At a young age, Matt Berkebile became fascinated with airplanes. Now he uses his passion for flight to help West Texans access medical care.
Berkebile coordinates local efforts for Angel Flight South Central, a nonprofit that offers patients free flights to medical centers.
“The goal of the organization as a whole is that everybody would realize the facilities known for doing the best at what they do to treat people are truly available to everyone,” Berkebile said. “Our mission is: Travel wouldn’t be a determining factor in getting that treatment.”
Since he first volunteered nearly two years ago, Berkebile has completed about a dozen flights. He said some patients turn to Angel Flight after exhausting money on medical treatments.
“I was struggling to find a nonprofit organization I was genuinely interested in until now,” Berkebile said. “I’ve gotten to serve and do my hobby. It was a good fit.”
Angel Flight is based in Dallas and helps patients in Texas and its neighboring states. Midland is in the southwest region, which spans from Abilene to El Paso.
Justin Burris, a local volunteer pilot, said the organization has helped people living in small West Texas towns.
“Some people are in Presidio, and it’s a long drive to Midland to get on a plane to go somewhere,” Burris said. “Sometimes we pick up people in remote areas of Texas to give people access to places with better transportation like Midland or take them places.”
Volunteer pilots for Angel Flight donate their time and travel expenses. The pilots use small aircraft, such as the Mooney Ovation plane Berkebile rents from Floris Flight Services at Midland Airpark. The size of the airplanes allows pilots to reach county airports that are close to people seeking medical transportation, Berkebile said.
Shireen Pitassi, missions director for Angel Flight, speaks with patients to arrange flights with volunteers in their regions.
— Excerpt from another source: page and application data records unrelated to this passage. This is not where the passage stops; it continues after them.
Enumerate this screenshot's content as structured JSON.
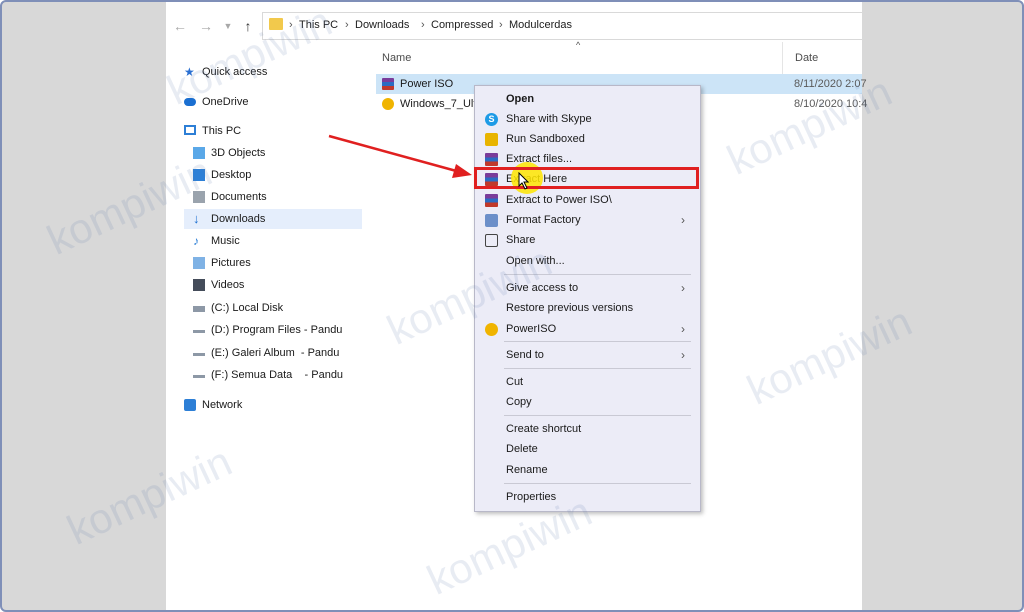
{
  "breadcrumb": [
    "This PC",
    "Downloads",
    "Compressed",
    "Modulcerdas"
  ],
  "sidebar": {
    "items": [
      {
        "label": "Quick access",
        "icon": "star-icon"
      },
      {
        "label": "OneDrive",
        "icon": "cloud-icon"
      },
      {
        "label": "This PC",
        "icon": "computer-icon"
      },
      {
        "label": "3D Objects",
        "icon": "cube-icon"
      },
      {
        "label": "Desktop",
        "icon": "desktop-icon"
      },
      {
        "label": "Documents",
        "icon": "documents-icon"
      },
      {
        "label": "Downloads",
        "icon": "download-arrow-icon"
      },
      {
        "label": "Music",
        "icon": "music-note-icon"
      },
      {
        "label": "Pictures",
        "icon": "pictures-icon"
      },
      {
        "label": "Videos",
        "icon": "videos-icon"
      },
      {
        "label": "(C:) Local Disk",
        "icon": "drive-icon"
      },
      {
        "label": "(D:) Program Files - Pandu",
        "icon": "drive-icon"
      },
      {
        "label": "(E:) Galeri Album  - Pandu",
        "icon": "drive-icon"
      },
      {
        "label": "(F:) Semua Data    - Pandu",
        "icon": "drive-icon"
      },
      {
        "label": "Network",
        "icon": "network-icon"
      }
    ],
    "selected": "Downloads"
  },
  "columns": {
    "name": "Name",
    "date": "Date"
  },
  "files": [
    {
      "name": "Power ISO",
      "date": "8/11/2020 2:07",
      "icon": "winrar-archive-icon"
    },
    {
      "name": "Windows_7_Ult",
      "date": "8/10/2020 10:4",
      "icon": "poweriso-disc-icon"
    }
  ],
  "context_menu": {
    "items": [
      {
        "label": "Open",
        "bold": true
      },
      {
        "label": "Share with Skype",
        "icon": "skype-icon"
      },
      {
        "label": "Run Sandboxed",
        "icon": "sandbox-icon"
      },
      {
        "label": "Extract files...",
        "icon": "winrar-icon"
      },
      {
        "label": "Extract Here",
        "icon": "winrar-icon",
        "highlighted": true
      },
      {
        "label": "Extract to Power ISO\\",
        "icon": "winrar-icon"
      },
      {
        "label": "Format Factory",
        "icon": "format-factory-icon",
        "submenu": true
      },
      {
        "label": "Share",
        "icon": "share-icon"
      },
      {
        "label": "Open with..."
      },
      {
        "label": "Give access to",
        "submenu": true
      },
      {
        "label": "Restore previous versions"
      },
      {
        "label": "PowerISO",
        "icon": "poweriso-icon",
        "submenu": true
      },
      {
        "label": "Send to",
        "submenu": true
      },
      {
        "label": "Cut"
      },
      {
        "label": "Copy"
      },
      {
        "label": "Create shortcut"
      },
      {
        "label": "Delete"
      },
      {
        "label": "Rename"
      },
      {
        "label": "Properties"
      }
    ]
  },
  "colors": {
    "highlight_border": "#e02020",
    "cursor_highlight": "#ffe600",
    "selection": "#cce4f7"
  },
  "watermark": "kompiwin"
}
She said an increasing number of patients have shown interest in the organization since she became an employee in 2001.
“We want to ease your pain,” Pitassi said. “They get the opportunity to fly, and we want to make it a pleasant experience for them. It’s like going to the movies to forget your problems. You’re up in the air and forget you’re going to cancer treatment.”
Berkebile said he has made a difference for people who need medical care not available locally. He became a licensed pilot seven years ago and hopes others who enjoy flying will consider volunteering with Angel Flight.
“They get their pilot’s license and might fly a little bit but then they get married,” Berkebile said. “They might have a plane sitting in the hangar. This organization serves the purpose to serve people medically. It gives them a reason to fly.”